Lithium metaborate (LiBO2) is a chemical compound.


Lithium metaborate or lithium tetraborate (Li2B4O7), or a mixture of both, can be used in borate fusion sample preparation of various samples for analysis by XRF, AAS, ICP-OES, ICP-AES and ICP-MS.

Lithium metaborate, lithium teraborate and lithium bromide mix fusion flux

Simultaneous determination of parts-per-million level Cr, As, Cd and Pb, and major elements in low level contaminated soils using borate fusion and energy dispersive X-ray fluorescence spectrometry with polarized excitation.[2]

Lithium metaborate dissolves acidic oxides such as SiO2 and Fe2O3, where the stoichiometric ratio of oxygen to cation, y/x in MxOy, is greater than unity.

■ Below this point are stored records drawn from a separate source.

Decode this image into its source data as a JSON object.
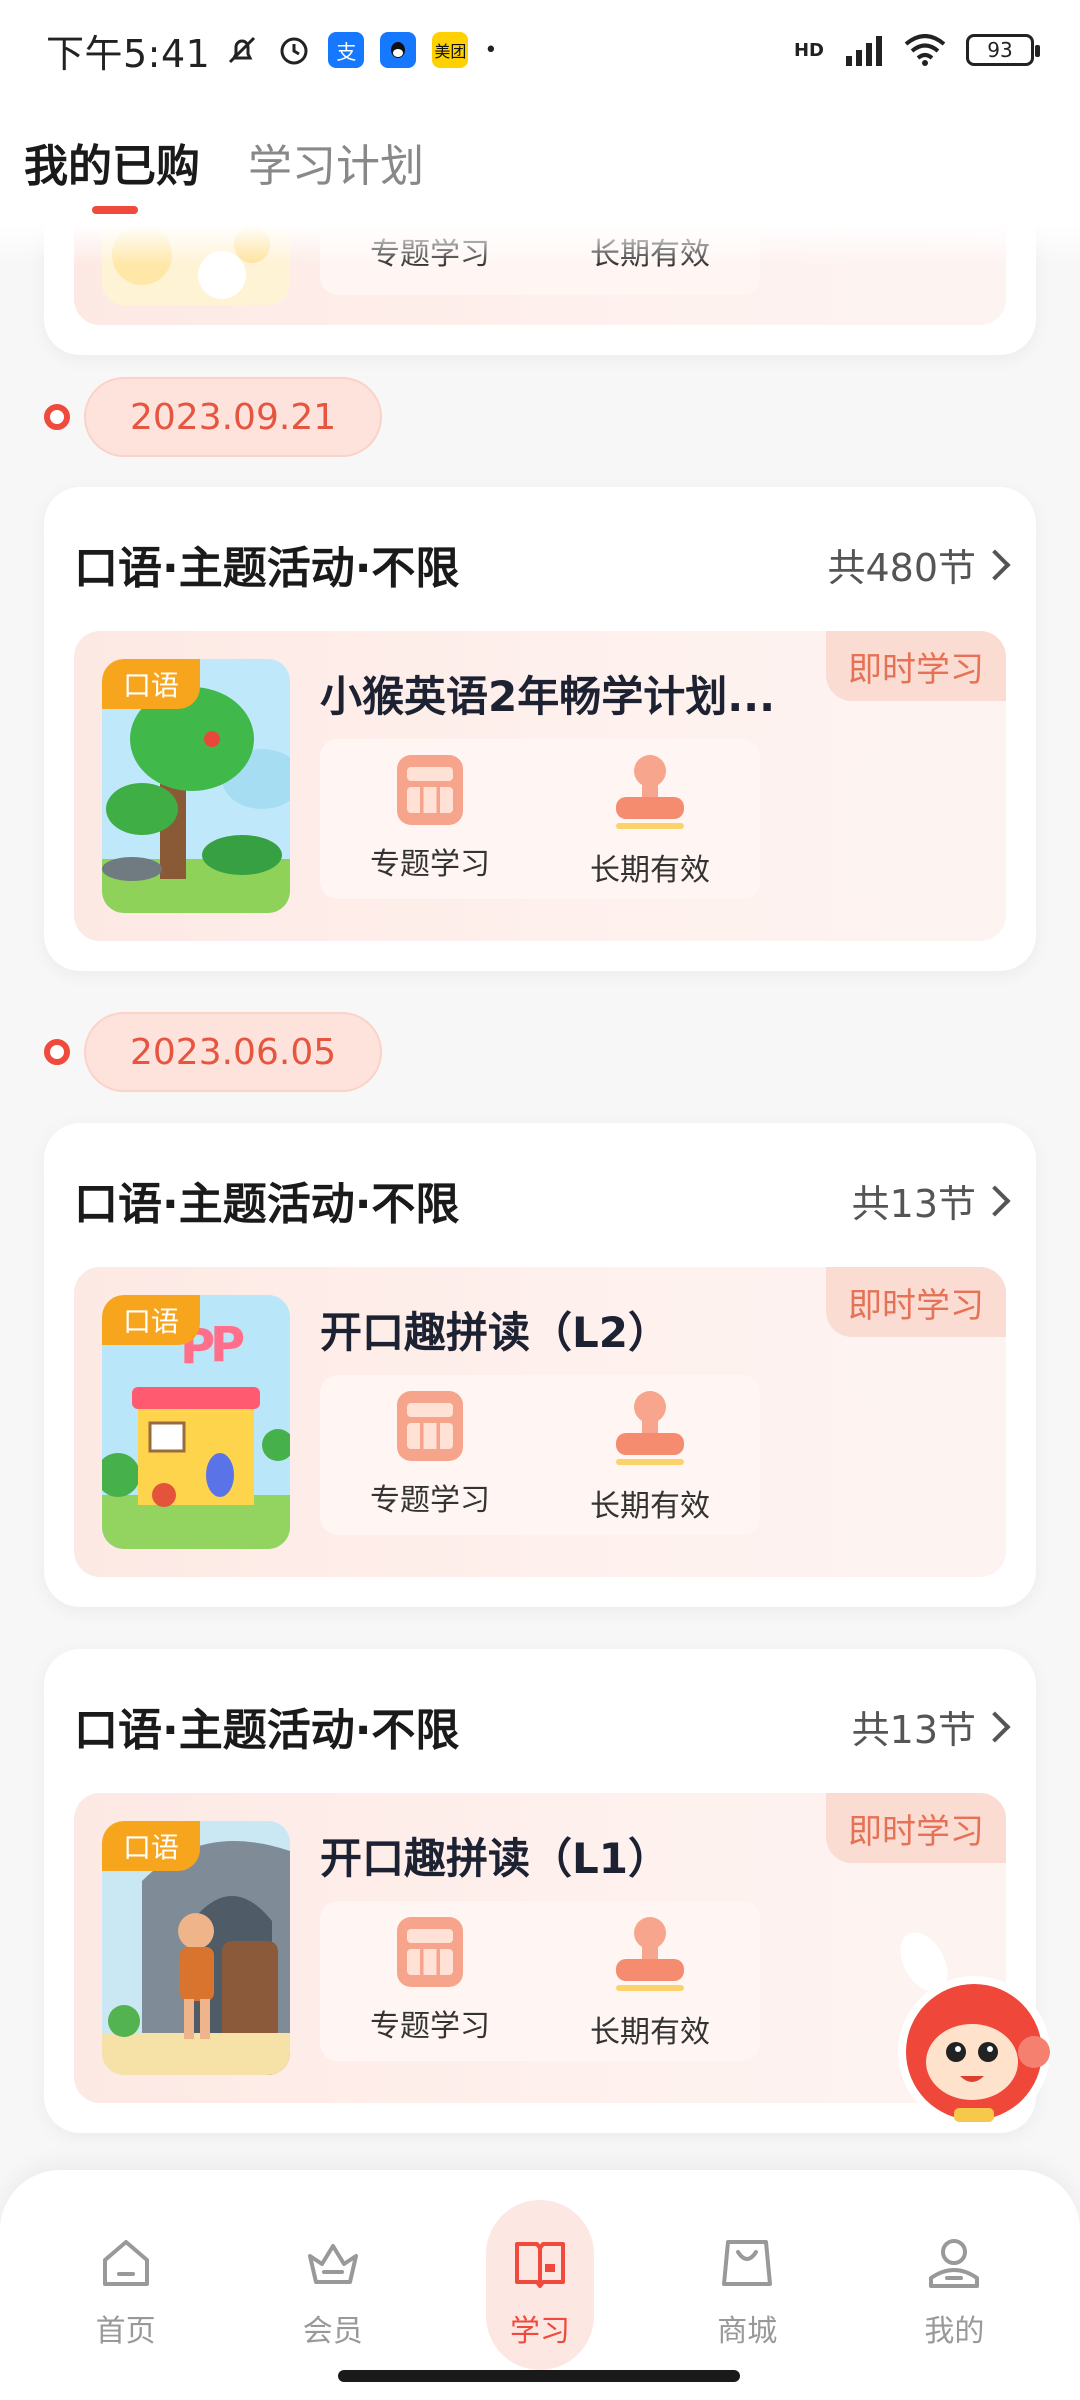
{
  "status_bar": {
    "time": "下午5:41",
    "app_icons": [
      "alipay-icon",
      "qq-icon",
      "meituan-icon"
    ],
    "meituan_label": "美团",
    "alipay_label": "支",
    "network": "HD",
    "battery": "93"
  },
  "tabs": [
    {
      "label": "我的已购",
      "active": true
    },
    {
      "label": "学习计划",
      "active": false
    }
  ],
  "partial_card": {
    "feature_1": "专题学习",
    "feature_2": "长期有效"
  },
  "groups": [
    {
      "date": "2023.09.21",
      "cards": [
        {
          "title": "口语·主题活动·不限",
          "count": "共480节",
          "badge": "即时学习",
          "tag": "口语",
          "name": "小猴英语2年畅学计划...",
          "features": [
            "专题学习",
            "长期有效"
          ]
        }
      ]
    },
    {
      "date": "2023.06.05",
      "cards": [
        {
          "title": "口语·主题活动·不限",
          "count": "共13节",
          "badge": "即时学习",
          "tag": "口语",
          "name": "开口趣拼读（L2）",
          "features": [
            "专题学习",
            "长期有效"
          ]
        },
        {
          "title": "口语·主题活动·不限",
          "count": "共13节",
          "badge": "即时学习",
          "tag": "口语",
          "name": "开口趣拼读（L1）",
          "features": [
            "专题学习",
            "长期有效"
          ]
        }
      ]
    }
  ],
  "bottom_nav": [
    {
      "label": "首页",
      "icon": "home-icon",
      "active": false
    },
    {
      "label": "会员",
      "icon": "crown-icon",
      "active": false
    },
    {
      "label": "学习",
      "icon": "book-icon",
      "active": true
    },
    {
      "label": "商城",
      "icon": "shopping-bag-icon",
      "active": false
    },
    {
      "label": "我的",
      "icon": "profile-icon",
      "active": false
    }
  ],
  "colors": {
    "accent": "#ef4a3c",
    "badge_text": "#e57256",
    "tag_bg": "#f8a51e"
  }
}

Lithium tetraborate dissolves basic oxides such as CaO, MgO and other oxides of the alkali metals and alkaline earth metals, where y/x ≤ 1. Most oxides are best dissolved in a mixture of the two lithium borate salts, for spectrochemical analysis.[3]


  1. ^ Lide, David R. (1998), Handbook of Chemistry and Physics (87 ed.), Boca Raton, FL: CRC Press, pp. 4–66, ISBN 0-8493-0594-2 
  2. ^ [1]
  3. ^ Fernand Claisse, "Fusion and fluxes," Comprehensive Analytical Chemistry: Sample Preparation for Trace Element Analysis, Vol. 41, Elsevier, 2003, p 301-311.